Even though the UK’s FATCA-esque legislation relates to British territories only, this is a significant break from the level of information sharing required by territories including Jersey, Guernsey, the Cayman Islands and Bermuda (who are not currently required to automatically provide information on UK account holders). The Cayman Islands has TIEAs with thirty countries, including one signed in December 2012 with Italy, however the Cayman Islands government does not track data on its residents, it is Cayman banks that are responsible for providing information on demand.
In addition to the UK’s son of FATCA, France also this year launched a so-called ‘mini FATCA’ which targets overseas trusts with French tax-resident settlors or beneficiaries. The legislation came into effect in July 2012, and includes a penalty of €10,000 or 5% of the trust corpus (whichever the larger) for non-compliance. The law requires that the French government receives a detailed inventory of the assets held by French tax residents4, although there has been some confusion as to the necessary valuation methodologies when submitting this report. Further questions have been raised regarding France’s tax regime following the recent media flurry regarding French film star Gerard Depardieu’s renunciation of his French passport in exchange for Russian citizenship in order to benefit from Russia’s preferential tax regime.
With France and Britain on the FATCA-esque bandwagon, other countries are researching their own options too. Brazil requires final beneficial owner information on any transaction on its stock market the BM&F Bovespa, specifically for international beneficiaries. Brazil is currently preparing legislation which has been likened to FATCA, aiming to strengthen the requirements for providing information on ultimate beneficial owners of assets held by Brazil tax residents in funds and companies outside of Brazil. Any FFI which works with Brazilian clients will be eager to hear the final proposals from the Brazilian government, when they become available.
Future of FATCA

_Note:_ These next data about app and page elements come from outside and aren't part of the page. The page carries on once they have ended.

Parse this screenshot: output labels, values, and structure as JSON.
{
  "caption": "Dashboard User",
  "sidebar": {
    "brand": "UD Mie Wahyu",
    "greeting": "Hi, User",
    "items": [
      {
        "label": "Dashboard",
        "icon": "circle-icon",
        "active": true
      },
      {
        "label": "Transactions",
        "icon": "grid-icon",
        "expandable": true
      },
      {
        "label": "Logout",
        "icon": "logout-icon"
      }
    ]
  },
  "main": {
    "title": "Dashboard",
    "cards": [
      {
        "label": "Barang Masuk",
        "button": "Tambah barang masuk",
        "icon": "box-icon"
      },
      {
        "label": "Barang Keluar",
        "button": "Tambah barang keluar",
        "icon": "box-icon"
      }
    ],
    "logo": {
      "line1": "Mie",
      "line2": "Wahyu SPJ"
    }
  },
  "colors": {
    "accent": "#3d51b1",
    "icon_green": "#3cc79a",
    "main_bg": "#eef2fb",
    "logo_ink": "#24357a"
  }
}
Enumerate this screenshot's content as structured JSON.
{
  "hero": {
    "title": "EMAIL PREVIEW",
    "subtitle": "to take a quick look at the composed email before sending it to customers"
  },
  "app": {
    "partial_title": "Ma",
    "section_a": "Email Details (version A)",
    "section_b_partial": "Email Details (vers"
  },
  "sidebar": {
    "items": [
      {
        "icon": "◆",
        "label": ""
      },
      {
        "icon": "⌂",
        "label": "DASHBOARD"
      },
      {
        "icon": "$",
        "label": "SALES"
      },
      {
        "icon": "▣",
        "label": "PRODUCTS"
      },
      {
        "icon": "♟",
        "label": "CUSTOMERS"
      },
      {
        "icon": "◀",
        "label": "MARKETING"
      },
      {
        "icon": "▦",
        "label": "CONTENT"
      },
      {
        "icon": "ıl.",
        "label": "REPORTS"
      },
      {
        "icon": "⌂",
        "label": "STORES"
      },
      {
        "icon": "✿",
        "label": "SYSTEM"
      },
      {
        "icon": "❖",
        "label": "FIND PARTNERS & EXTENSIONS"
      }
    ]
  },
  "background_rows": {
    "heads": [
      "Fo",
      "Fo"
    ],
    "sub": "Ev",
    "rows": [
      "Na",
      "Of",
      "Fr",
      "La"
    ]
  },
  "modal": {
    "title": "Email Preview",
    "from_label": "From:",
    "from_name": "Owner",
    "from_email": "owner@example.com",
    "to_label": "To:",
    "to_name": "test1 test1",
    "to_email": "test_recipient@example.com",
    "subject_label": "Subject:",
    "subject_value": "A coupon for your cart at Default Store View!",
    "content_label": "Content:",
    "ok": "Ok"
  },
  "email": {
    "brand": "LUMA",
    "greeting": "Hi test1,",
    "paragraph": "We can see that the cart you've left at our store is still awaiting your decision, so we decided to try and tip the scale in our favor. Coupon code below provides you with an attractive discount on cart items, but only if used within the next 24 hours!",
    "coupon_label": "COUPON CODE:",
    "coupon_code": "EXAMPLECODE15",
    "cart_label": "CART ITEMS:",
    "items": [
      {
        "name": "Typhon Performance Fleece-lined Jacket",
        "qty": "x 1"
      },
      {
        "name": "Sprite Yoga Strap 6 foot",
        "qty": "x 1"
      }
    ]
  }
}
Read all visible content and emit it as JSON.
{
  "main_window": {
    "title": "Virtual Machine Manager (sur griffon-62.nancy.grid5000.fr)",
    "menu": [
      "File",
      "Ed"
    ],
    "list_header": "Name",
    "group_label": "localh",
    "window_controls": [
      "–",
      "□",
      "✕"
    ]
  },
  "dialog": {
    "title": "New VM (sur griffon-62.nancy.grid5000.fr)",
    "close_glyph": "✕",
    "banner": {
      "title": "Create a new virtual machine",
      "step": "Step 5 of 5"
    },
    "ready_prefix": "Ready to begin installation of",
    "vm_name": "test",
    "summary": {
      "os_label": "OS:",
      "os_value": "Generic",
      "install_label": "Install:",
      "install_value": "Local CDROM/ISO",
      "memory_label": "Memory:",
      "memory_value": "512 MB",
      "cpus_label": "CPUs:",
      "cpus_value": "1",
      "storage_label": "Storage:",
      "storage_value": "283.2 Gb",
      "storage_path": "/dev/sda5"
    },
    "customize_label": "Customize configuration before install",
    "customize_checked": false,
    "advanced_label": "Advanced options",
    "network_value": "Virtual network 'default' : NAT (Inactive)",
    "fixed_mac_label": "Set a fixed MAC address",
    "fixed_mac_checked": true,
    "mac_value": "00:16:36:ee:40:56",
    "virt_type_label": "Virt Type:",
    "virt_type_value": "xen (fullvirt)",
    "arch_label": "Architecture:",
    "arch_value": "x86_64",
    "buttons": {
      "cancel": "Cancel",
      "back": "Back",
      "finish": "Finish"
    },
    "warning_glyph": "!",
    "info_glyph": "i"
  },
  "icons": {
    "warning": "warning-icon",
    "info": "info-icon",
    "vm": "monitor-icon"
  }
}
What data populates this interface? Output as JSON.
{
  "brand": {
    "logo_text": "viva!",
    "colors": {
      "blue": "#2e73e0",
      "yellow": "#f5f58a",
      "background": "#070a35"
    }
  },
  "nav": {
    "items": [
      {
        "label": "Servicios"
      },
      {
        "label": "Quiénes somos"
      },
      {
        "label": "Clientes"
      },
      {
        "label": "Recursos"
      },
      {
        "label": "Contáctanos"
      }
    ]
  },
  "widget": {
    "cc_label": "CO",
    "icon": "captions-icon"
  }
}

Although several governments are moving toward legislation requiring automatic tax information sharing, the numbers of bilateral TIEAs also continue to rise, thus we are not going to see the demise of tax information sharing on a case by case basis. What we are seeing, is that governments are seeking to reach mutually beneficial agreements which will place greater even reporting demands on international financial institutions.
Countries which operate banking secrecy laws are, of course, highly concerned by the possibility of breaking these laws in order to comply. It remains to be seen how many countries will be able to introduce a system like FATCA, however as the Chief Executive of Jersey Finance Geoff Cook said ‘It is well known that the principles behind the US FACTA arrangements are being looked at by the OECD, EU and UK,’6 thus we can be assured that the financial industry and governments alike await the final outcome of FATCA with anticipation.
For further information on any of the topics covered please contact Trinity Fund Administration (Cayman) Limited at +1 345 743 6622 or email [email protected] or visit our website at www.trinityadmin.com